I’m not implying that this is a cure-all for all anxiety and depression because I understand that some folks are dealing with serious and very real anxiety and depression issues that need further help. BUT this principle can help us in times when the doldrums and anxious thoughts are getting the best of us. In those times ask yourself immediately, “What am I thinking about right now? What am I telling myself?” And I can almost guarantee that you are lying to yourself. You are telling yourself something that just isn’t true. Tell yourself the truth as I mentioned above. It’s okay if you stumble over a few words. It’s okay if you feel sad because a friend is very sick or just passed away. Just don’t let those thoughts overwhelm you and turn into ‘stinking thinking’!

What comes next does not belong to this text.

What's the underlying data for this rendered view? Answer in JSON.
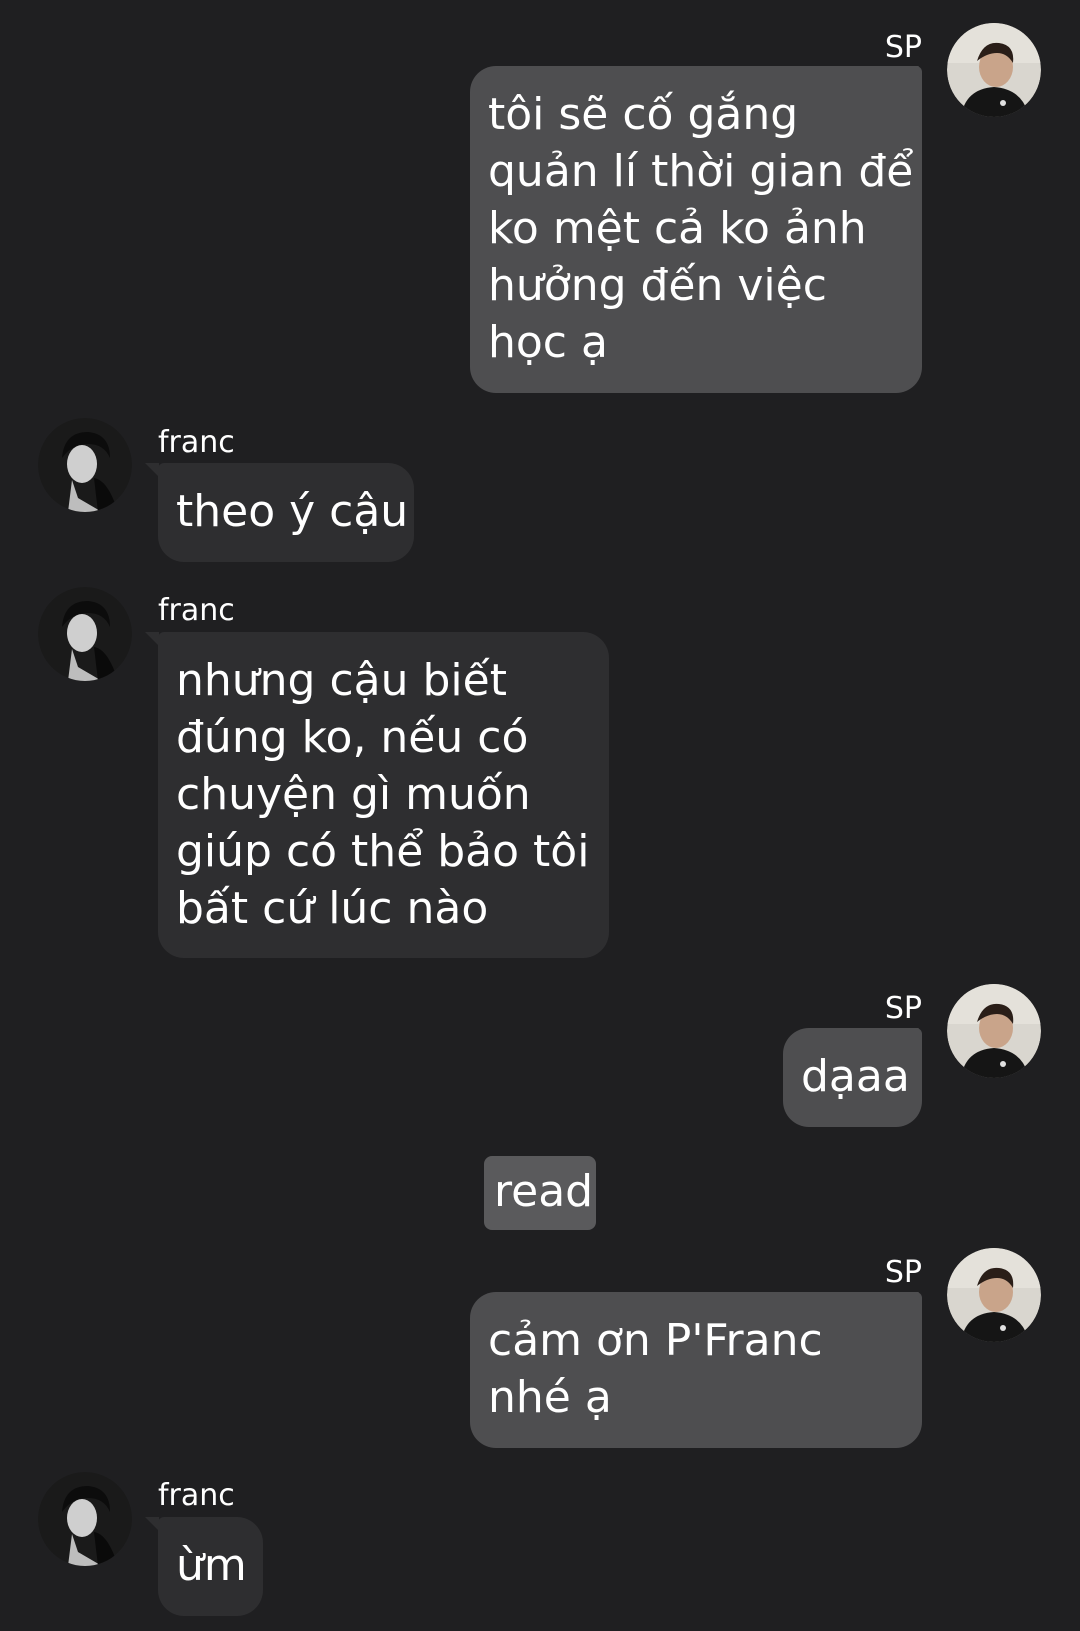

So what should you think about when you become anxious or overly sad when you don’t ‘need’ to? Paul told us exactly what to think about in Philippians 4:8-9,

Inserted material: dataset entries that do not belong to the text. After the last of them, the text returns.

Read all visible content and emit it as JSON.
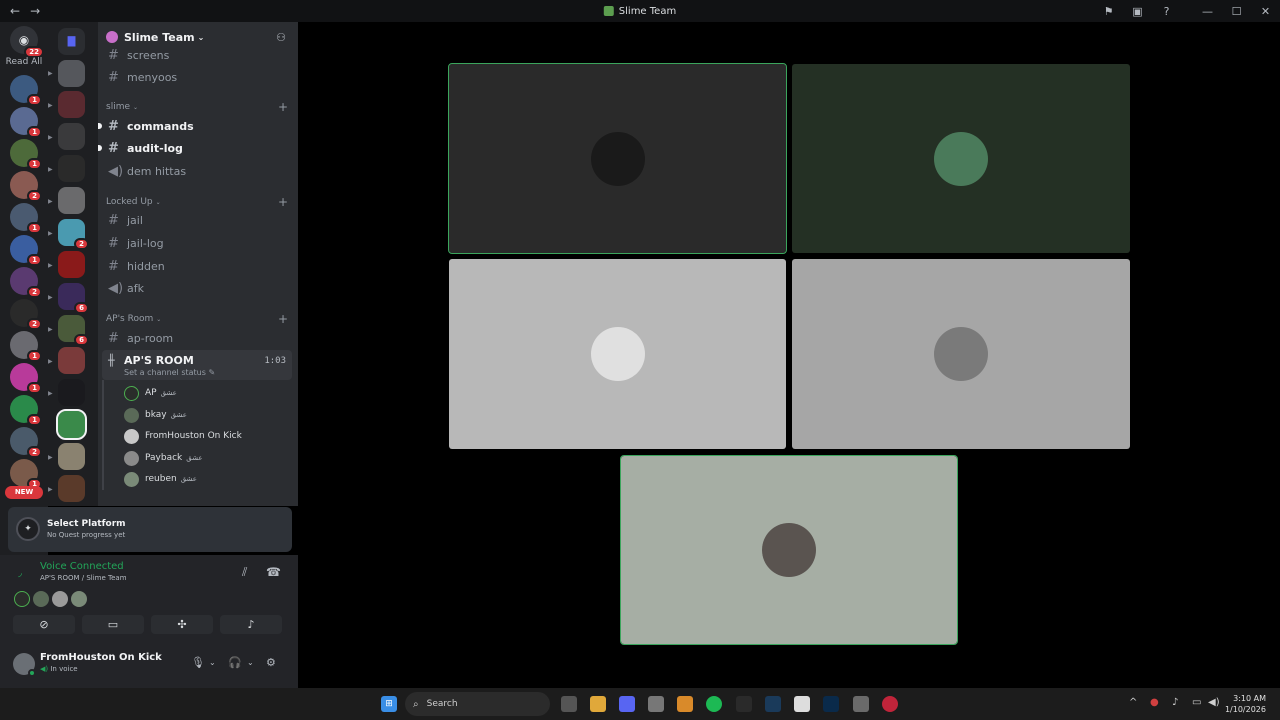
{
  "window": {
    "title": "Slime Team",
    "nav_back": "←",
    "nav_forward": "→",
    "buttons": [
      "⚑",
      "▣",
      "?",
      "—",
      "☐",
      "✕"
    ]
  },
  "rail": {
    "dm_badge": "22",
    "read_all": "Read All",
    "new_label": "NEW",
    "server_badges": [
      "1",
      "1",
      "1",
      "2",
      "1",
      "1",
      "2",
      "2",
      "1",
      "1",
      "1",
      "2",
      "1"
    ]
  },
  "folders": {
    "badges": [
      "2",
      "6",
      "6"
    ]
  },
  "server": {
    "name": "Slime Team",
    "categories": {
      "slime": "slime",
      "locked": "Locked Up",
      "aps": "AP's Room"
    },
    "channels": {
      "screens": "screens",
      "menyoos": "menyoos",
      "commands": "commands",
      "audit_log": "audit-log",
      "dem_hittas": "dem hittas",
      "jail": "jail",
      "jail_log": "jail-log",
      "hidden": "hidden",
      "afk": "afk",
      "ap_room": "ap-room"
    },
    "voice_channel": {
      "name": "AP'S ROOM",
      "timer": "1:03",
      "status": "Set a channel status"
    },
    "members": [
      {
        "name": "AP",
        "tag": "عشق"
      },
      {
        "name": "bkay",
        "tag": "عشق"
      },
      {
        "name": "FromHouston On Kick",
        "tag": ""
      },
      {
        "name": "Payback",
        "tag": "عشق"
      },
      {
        "name": "reuben",
        "tag": "عشق"
      }
    ]
  },
  "quest": {
    "title": "Select Platform",
    "subtitle": "No Quest progress yet"
  },
  "voice": {
    "status": "Voice Connected",
    "location": "AP'S ROOM / Slime Team"
  },
  "user": {
    "name": "FromHouston On Kick",
    "status": "In voice"
  },
  "taskbar": {
    "search_placeholder": "Search",
    "time": "3:10 AM",
    "date": "1/10/2026"
  },
  "colors": {
    "accent_green": "#23a559",
    "speaking_outline": "#3ba55c",
    "badge_red": "#da373c"
  }
}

Finally, brothers and sisters, whatever is true, whatever is noble, whatever is right, whatever is pure, whatever is lovely,

whatever is admirable – if anything is excellent or

praiseworthy think about such things. Whatever you have

learned or received or heard from me, or seen in me –

put it into practice. And the God of peace will be with you.


THAT’S what we need to be telling ourselves. And one more related but especially important point: one of the reasons many Christians walk in a defeated, discouraged, or worrisome manner, even though they know that they have been redeemed and belong to the Lord, is that they don’t know or remember or are not reminding themselves who they really are in Christ. This is why we need to be ‘encouraging ourselves in the Lord’ as King David did when he got himself out of sorts (1 Samuel 30:6).


We need to remind ourselves that:

  1. ‘I am more than a conqueror in Christ’. Romans 8L37
  2. ‘I can do all things through Christ who strengthens me’. Philippians 4:13
  1. ‘I am fearfully and wonderfully made’. Psalm 139:14
  2. ‘No weapon formed against me will prosper’. Isaiah 54:17
  3. ‘He who began a good work in me is faithful to complete it’. Philippians 1:6
  1. ‘Casting all of your anxieties on Him because He cares for you’. 1 Peter 5:7
  1. ‘If any man or woman be in Christ they are a new creation; old things are passed away, and all things have become new. All this is from God….’. 2 Corinthians 5:17-18a
  1. ‘The Lord has raised me up in Christ and has seated me (NOW, spiritually) in Him in heavenly places’. Ephesians 2:6
  1. ‘I am accepted in Him’. Ephesians 1:6
  2. ‘I am the righteousness of God in Christ’. 2 Corinthians 5:21


And HUNDREDS of more verses speak about our position in Christ, and we need to be THINKING on these things – as long as they are true – as long as we are truly IN CHRIST – in a redeemed relationship with Him – we need to be telling ourselves these truths all the time – because if you are in Christ, then THEY ARE TRUE!


So, just as the Lord had to keep reminding the Jews to ‘Give careful thought to your ways’ in order to get them to be thinking right about the Lord and begin again to worship Him as He deserves, which would bless them; we need to ‘give careful thought to our ways, and especially to our thoughts, and then – as Paul ended this ‘think of these things’ comments in Philippians 4 – “And the God of peace will be with you”. That works for me!